§ To do: Please find the lines in the entries below that contain the word "Another", and copy each one.

Saved data entries:
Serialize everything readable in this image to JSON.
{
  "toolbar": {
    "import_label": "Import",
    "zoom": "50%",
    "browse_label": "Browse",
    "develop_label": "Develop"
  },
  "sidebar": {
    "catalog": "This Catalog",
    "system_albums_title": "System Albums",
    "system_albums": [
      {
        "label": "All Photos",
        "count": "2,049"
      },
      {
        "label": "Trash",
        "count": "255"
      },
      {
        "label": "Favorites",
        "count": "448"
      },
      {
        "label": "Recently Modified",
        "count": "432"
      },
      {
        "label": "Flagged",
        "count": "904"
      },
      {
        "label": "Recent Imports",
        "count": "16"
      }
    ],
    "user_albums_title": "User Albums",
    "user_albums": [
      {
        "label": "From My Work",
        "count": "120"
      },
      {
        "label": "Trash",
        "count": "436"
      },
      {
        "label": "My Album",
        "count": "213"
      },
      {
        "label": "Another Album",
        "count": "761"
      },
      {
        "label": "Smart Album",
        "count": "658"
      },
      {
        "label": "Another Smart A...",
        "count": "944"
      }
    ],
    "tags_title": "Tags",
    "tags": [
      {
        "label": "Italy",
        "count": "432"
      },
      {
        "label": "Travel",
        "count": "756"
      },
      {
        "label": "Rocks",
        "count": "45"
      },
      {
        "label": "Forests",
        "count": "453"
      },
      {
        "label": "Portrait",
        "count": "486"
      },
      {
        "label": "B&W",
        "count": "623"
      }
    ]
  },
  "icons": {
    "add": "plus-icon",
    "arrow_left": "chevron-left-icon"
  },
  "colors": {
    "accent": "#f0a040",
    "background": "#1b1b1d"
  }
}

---

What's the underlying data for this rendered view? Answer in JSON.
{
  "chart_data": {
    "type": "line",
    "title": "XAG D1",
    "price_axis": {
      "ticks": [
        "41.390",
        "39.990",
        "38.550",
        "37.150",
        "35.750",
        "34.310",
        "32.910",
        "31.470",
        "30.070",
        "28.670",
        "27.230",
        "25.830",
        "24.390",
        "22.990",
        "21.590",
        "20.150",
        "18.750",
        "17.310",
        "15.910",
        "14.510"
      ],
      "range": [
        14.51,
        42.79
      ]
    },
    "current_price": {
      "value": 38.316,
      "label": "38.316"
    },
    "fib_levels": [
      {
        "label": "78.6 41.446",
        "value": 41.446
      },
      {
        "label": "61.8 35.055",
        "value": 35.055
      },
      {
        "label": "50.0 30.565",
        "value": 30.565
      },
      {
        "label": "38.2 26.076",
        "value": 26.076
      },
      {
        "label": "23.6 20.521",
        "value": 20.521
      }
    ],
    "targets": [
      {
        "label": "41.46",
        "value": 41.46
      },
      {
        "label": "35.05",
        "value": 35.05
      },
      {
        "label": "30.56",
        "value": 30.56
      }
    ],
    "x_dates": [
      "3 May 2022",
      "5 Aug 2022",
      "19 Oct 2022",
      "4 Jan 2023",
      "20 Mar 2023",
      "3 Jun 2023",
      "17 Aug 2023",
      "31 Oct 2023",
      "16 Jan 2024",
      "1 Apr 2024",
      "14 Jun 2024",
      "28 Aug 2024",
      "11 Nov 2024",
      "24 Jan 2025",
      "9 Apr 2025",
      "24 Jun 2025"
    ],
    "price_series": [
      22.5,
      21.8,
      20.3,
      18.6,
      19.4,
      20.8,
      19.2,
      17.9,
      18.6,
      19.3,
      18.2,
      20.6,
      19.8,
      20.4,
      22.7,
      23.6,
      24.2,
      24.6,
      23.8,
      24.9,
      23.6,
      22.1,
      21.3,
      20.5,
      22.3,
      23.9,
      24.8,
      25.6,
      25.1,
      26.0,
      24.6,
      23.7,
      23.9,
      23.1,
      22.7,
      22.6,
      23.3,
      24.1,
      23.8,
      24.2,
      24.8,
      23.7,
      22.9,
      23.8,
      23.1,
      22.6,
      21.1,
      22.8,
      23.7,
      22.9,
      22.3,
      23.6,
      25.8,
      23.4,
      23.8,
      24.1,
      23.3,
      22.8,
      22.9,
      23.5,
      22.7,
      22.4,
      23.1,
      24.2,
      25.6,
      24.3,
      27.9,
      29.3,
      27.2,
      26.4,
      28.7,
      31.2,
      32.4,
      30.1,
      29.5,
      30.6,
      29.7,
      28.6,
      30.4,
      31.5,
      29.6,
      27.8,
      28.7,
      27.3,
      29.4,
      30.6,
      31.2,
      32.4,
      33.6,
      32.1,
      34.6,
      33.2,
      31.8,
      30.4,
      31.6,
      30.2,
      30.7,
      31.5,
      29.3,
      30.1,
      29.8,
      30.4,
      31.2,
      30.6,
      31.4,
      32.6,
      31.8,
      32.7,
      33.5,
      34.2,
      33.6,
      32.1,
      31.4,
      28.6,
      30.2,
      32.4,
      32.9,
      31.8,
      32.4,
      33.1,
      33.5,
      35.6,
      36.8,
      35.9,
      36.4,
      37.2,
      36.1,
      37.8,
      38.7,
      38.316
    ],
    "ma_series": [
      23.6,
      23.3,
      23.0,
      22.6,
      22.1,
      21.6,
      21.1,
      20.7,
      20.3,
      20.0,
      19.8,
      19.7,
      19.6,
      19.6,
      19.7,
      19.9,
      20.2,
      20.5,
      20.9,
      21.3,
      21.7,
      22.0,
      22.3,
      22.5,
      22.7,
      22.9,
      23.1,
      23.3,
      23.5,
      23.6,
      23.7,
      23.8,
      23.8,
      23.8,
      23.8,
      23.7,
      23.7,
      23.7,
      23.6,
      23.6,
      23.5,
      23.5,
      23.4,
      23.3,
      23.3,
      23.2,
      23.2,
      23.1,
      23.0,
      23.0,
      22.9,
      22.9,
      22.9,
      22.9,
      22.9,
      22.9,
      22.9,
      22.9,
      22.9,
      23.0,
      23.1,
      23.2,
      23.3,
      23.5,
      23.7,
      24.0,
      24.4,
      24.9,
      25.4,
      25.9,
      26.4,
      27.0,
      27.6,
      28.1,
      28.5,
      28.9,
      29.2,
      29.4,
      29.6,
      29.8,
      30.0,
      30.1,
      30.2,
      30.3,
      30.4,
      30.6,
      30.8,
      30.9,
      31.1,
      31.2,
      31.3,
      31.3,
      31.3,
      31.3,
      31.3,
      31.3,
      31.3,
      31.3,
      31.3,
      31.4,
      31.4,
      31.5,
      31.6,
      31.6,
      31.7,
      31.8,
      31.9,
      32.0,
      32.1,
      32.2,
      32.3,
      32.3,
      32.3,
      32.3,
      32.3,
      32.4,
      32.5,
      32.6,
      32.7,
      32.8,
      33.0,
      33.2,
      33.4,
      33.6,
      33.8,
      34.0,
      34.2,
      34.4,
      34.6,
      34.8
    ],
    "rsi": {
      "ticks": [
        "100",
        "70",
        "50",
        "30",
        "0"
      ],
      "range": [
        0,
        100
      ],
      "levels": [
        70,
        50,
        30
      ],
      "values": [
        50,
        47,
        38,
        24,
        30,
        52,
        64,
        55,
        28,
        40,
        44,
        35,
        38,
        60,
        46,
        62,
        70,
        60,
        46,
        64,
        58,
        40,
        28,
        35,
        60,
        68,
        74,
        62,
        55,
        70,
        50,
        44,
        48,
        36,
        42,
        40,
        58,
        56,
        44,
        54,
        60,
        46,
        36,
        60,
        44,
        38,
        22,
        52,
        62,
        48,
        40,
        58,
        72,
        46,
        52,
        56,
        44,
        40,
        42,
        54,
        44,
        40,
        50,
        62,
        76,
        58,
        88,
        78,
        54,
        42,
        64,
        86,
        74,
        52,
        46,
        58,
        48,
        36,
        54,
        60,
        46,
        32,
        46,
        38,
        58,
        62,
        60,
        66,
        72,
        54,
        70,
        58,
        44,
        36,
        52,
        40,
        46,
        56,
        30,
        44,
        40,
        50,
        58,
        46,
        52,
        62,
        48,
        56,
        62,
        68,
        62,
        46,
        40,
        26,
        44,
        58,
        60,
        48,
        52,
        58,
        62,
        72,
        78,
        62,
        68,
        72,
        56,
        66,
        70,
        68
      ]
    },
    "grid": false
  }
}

§ Your solution:
        "label": "Another Album",
        "label": "Another Smart A...",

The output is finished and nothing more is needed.